“I had a conversation about this recently on how you price your art, apart from having to make money, it’s also about making art accessible to everyone. I guess it’s about finding that balance and your integrity as an artist and your definition of value has a lot to play in that as well.”
You were supposed to exhibit in a collaborative exhibition called Obvious, what was the theme of that exhibition?
“The theme is simply obvious. Things that are obvious. It’s an interesting one and that’s what the artists responded to. It was supposed to take place in R-Space Gallery in Lisburn and it’s part of a series of exhibitions called the Materials, Messages and Meanings series. There are quite a few artists involved, namely Aoife O’Connor, she is also artist in residence with myself this year, Gary Shaw, Jill Philips, Mr Paper and Pauline Clancy. Although it’s been postponed due to Covid-19, there will be a confirmed date hopefully quite soon.”
You also have the Georgian Gallery solo exhibition coming up in Ards’ Art Centre, is there a theme for that?
“I think it will be continuation of the work from my degree show, work that uses art and plays with perception in a certain way. It will include some existing artworks plus some new pieces. I’m currently working my head around all those things. It’s really exciting as it’s my first solo exhibition. I’m really pleased and the gallery is lovely, the light there is just wonderful.”
And when is that likely to take place?
“September. I haven’t heard anything about a possible postponement, but I have yet to have the date confirmed.”

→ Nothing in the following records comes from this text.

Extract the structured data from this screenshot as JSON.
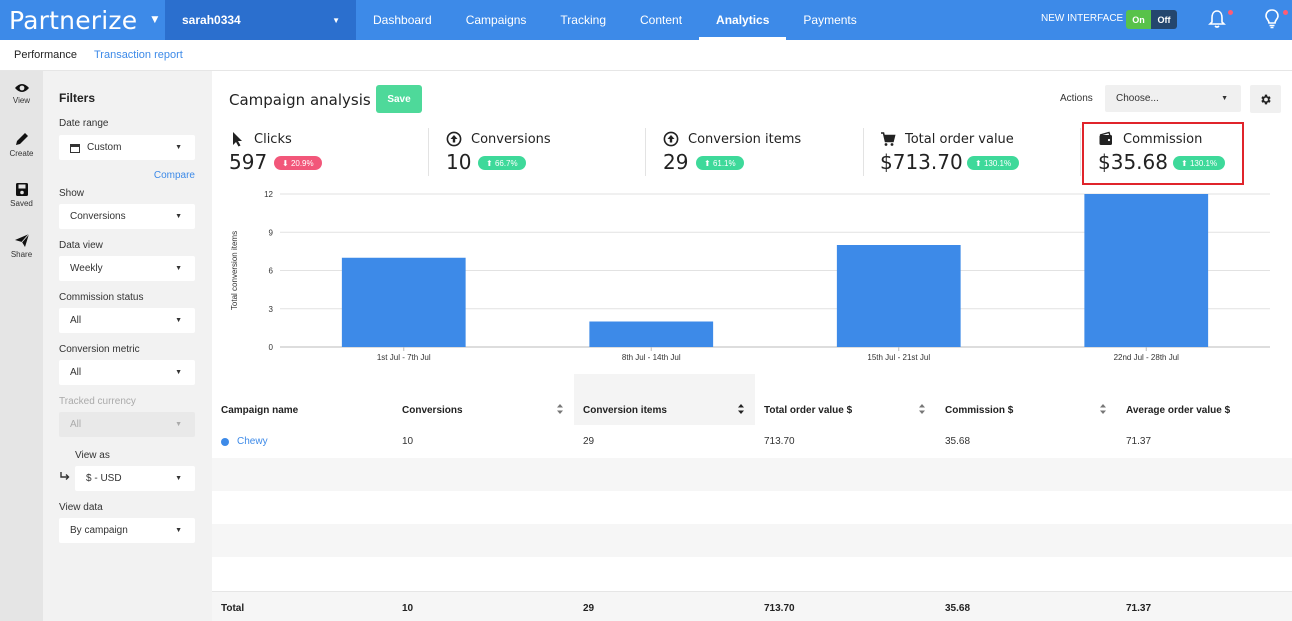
{
  "topbar": {
    "logo": "Partnerize",
    "account": "sarah0334",
    "nav": [
      "Dashboard",
      "Campaigns",
      "Tracking",
      "Content",
      "Analytics",
      "Payments"
    ],
    "active_nav": "Analytics",
    "new_interface_label": "NEW INTERFACE",
    "toggle_on": "On",
    "toggle_off": "Off",
    "icons": [
      "bell-icon",
      "lightbulb-icon"
    ],
    "accent": "#3d8ae8"
  },
  "subnav": {
    "performance": "Performance",
    "transaction_report": "Transaction report"
  },
  "rail": {
    "view": "View",
    "create": "Create",
    "saved": "Saved",
    "share": "Share"
  },
  "filters": {
    "title": "Filters",
    "date_range_label": "Date range",
    "date_range_value": "Custom",
    "compare": "Compare",
    "show_label": "Show",
    "show_value": "Conversions",
    "data_view_label": "Data view",
    "data_view_value": "Weekly",
    "commission_status_label": "Commission status",
    "commission_status_value": "All",
    "conversion_metric_label": "Conversion metric",
    "conversion_metric_value": "All",
    "tracked_currency_label": "Tracked currency",
    "tracked_currency_value": "All",
    "view_as_label": "View as",
    "view_as_value": "$ - USD",
    "view_data_label": "View data",
    "view_data_value": "By campaign"
  },
  "header": {
    "title": "Campaign analysis",
    "save": "Save",
    "actions_label": "Actions",
    "actions_placeholder": "Choose..."
  },
  "kpis": [
    {
      "label": "Clicks",
      "value": "597",
      "change": "20.9%",
      "direction": "down",
      "icon": "cursor-icon"
    },
    {
      "label": "Conversions",
      "value": "10",
      "change": "66.7%",
      "direction": "up",
      "icon": "arrow-up-circle-icon"
    },
    {
      "label": "Conversion items",
      "value": "29",
      "change": "61.1%",
      "direction": "up",
      "icon": "arrow-up-circle-icon"
    },
    {
      "label": "Total order value",
      "value": "$713.70",
      "change": "130.1%",
      "direction": "up",
      "icon": "cart-icon"
    },
    {
      "label": "Commission",
      "value": "$35.68",
      "change": "130.1%",
      "direction": "up",
      "icon": "wallet-icon"
    }
  ],
  "chart_data": {
    "type": "bar",
    "categories": [
      "1st Jul - 7th Jul",
      "8th Jul - 14th Jul",
      "15th Jul - 21st Jul",
      "22nd Jul - 28th Jul"
    ],
    "values": [
      7,
      2,
      8,
      12
    ],
    "ylabel": "Total conversion items",
    "xlabel": "",
    "ylim": [
      0,
      12
    ],
    "yticks": [
      0,
      3,
      6,
      9,
      12
    ],
    "grid": true,
    "bar_color": "#3d8ae8"
  },
  "table": {
    "columns": [
      "Campaign name",
      "Conversions",
      "Conversion items",
      "Total order value $",
      "Commission $",
      "Average order value $"
    ],
    "rows": [
      [
        "Chewy",
        "10",
        "29",
        "713.70",
        "35.68",
        "71.37"
      ]
    ],
    "total_label": "Total",
    "totals": [
      "10",
      "29",
      "713.70",
      "35.68",
      "71.37"
    ]
  }
}
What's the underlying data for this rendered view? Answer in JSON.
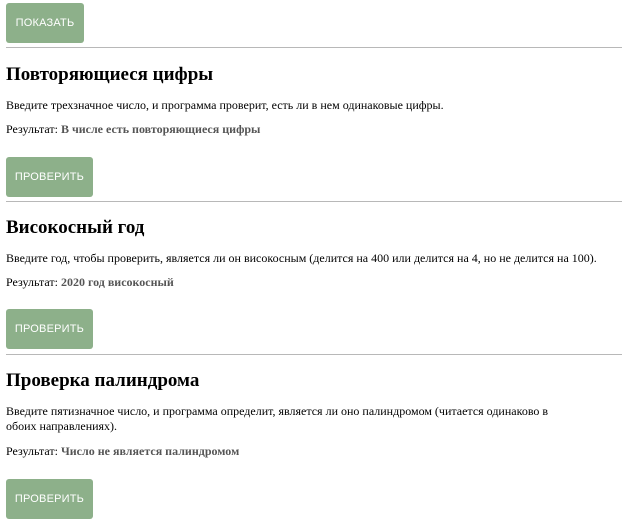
{
  "top_button": {
    "label": "ПОКАЗАТЬ"
  },
  "sections": [
    {
      "title": "Повторяющиеся цифры",
      "description": "Введите трехзначное число, и программа проверит, есть ли в нем одинаковые цифры.",
      "result_label": "Результат:",
      "result_value": "В числе есть повторяющиеся цифры",
      "button_label": "ПРОВЕРИТЬ"
    },
    {
      "title": "Високосный год",
      "description": "Введите год, чтобы проверить, является ли он високосным (делится на 400 или делится на 4, но не делится на 100).",
      "result_label": "Результат:",
      "result_value": "2020 год високосный",
      "button_label": "ПРОВЕРИТЬ"
    },
    {
      "title": "Проверка палиндрома",
      "description": "Введите пятизначное число, и программа определит, является ли оно палиндромом (читается одинаково в обоих направлениях).",
      "result_label": "Результат:",
      "result_value": "Число не является палиндромом",
      "button_label": "ПРОВЕРИТЬ"
    }
  ]
}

This next question, I like to call ‘the mortgage question’. I know quite a few friends who have went and studied art. After graduating they went full throttle and after a while ‘real life’ kicked in: relationships, mortgages, children etc. pulled them away from their art. What do you plan to do to avoid the ‘mortgage effect’?

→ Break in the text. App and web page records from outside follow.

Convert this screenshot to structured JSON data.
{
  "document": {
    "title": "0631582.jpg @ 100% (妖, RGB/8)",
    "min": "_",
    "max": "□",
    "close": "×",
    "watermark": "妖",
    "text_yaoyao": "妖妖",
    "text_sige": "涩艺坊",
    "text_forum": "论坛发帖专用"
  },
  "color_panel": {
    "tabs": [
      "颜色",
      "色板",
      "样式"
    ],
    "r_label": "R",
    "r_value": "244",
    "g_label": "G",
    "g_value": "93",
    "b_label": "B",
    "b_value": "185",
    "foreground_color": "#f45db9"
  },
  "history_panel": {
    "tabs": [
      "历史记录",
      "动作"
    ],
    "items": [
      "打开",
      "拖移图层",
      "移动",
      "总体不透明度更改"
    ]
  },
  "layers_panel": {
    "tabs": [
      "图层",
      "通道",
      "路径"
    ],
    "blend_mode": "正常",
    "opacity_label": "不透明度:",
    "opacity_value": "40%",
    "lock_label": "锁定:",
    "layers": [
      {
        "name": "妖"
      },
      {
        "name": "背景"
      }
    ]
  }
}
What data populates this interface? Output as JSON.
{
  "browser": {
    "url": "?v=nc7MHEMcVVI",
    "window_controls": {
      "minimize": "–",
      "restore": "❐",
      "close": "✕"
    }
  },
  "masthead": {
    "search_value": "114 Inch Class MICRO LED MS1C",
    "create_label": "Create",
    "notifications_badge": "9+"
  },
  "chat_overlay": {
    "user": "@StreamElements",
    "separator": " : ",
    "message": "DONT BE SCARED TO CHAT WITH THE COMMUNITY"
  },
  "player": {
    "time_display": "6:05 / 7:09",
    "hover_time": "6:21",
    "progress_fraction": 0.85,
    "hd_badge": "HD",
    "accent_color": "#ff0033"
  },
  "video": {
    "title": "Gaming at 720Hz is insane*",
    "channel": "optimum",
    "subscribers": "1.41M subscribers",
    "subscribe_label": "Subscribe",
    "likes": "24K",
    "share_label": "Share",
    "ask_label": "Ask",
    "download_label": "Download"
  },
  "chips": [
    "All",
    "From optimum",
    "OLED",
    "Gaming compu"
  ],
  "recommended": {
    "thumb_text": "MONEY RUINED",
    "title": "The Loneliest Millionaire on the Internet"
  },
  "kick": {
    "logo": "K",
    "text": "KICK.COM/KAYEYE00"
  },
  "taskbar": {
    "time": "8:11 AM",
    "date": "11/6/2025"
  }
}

“It’s a funny question and it’s difficult because being an artist is a job, and it’s an amazing job, but I also read and research about art as an escape from everyday life. If I’m not making art, I’m still thinking about making art. These things happen in all professions and to me, that’s okay if life takes over for a while, I think I’ll just roll with the punches and go with it. As ana artist I think we can actually use those moments and things that are happening in life like, kids, relationships etc. as a tool to make art and use as inspiration. Hopefully I will just keep going.”
We were talking about the evolution of art and how one movement leads to and pushes forth another. The great renaissance masters such as Botticelli, Michelangelo, Caravaggio and the likes would probably look down on the works of Van Gogh, Monet, Picasso and others, who today are celebrated, and rightly so. What do you think of modern art? Tracey Emin’s My Bed sold for £2.2 million, and I’m not just talking about the New British Artist movement; in the 1960s an artist called Piero Manzoni produced 90 can of his own shit, one of which recently sold for 122,000 euro, do you deem either as art?
“Yes, I do. Anything is art. I think it’s funny because even in this situation, I think the definition of art is so vast and although a lot of people think, ‘oh a can of shit isn’t art’, but I really liked that artwork because I think there’s something about it. He never actually showed it, the audience couldn’t actually prove there was shit in the tin. He actually sold an idea. It’s an interesting example of how people experience art and how people buy into art. It comes down again to your integrity as an artist and again the art market question of definition and value. I would definitely classify that as art.”
So there it is: from childhood doodling to an interest in optics, art college, and cans of shit.
Aimee Nelson: coming to a gallery near you, soon.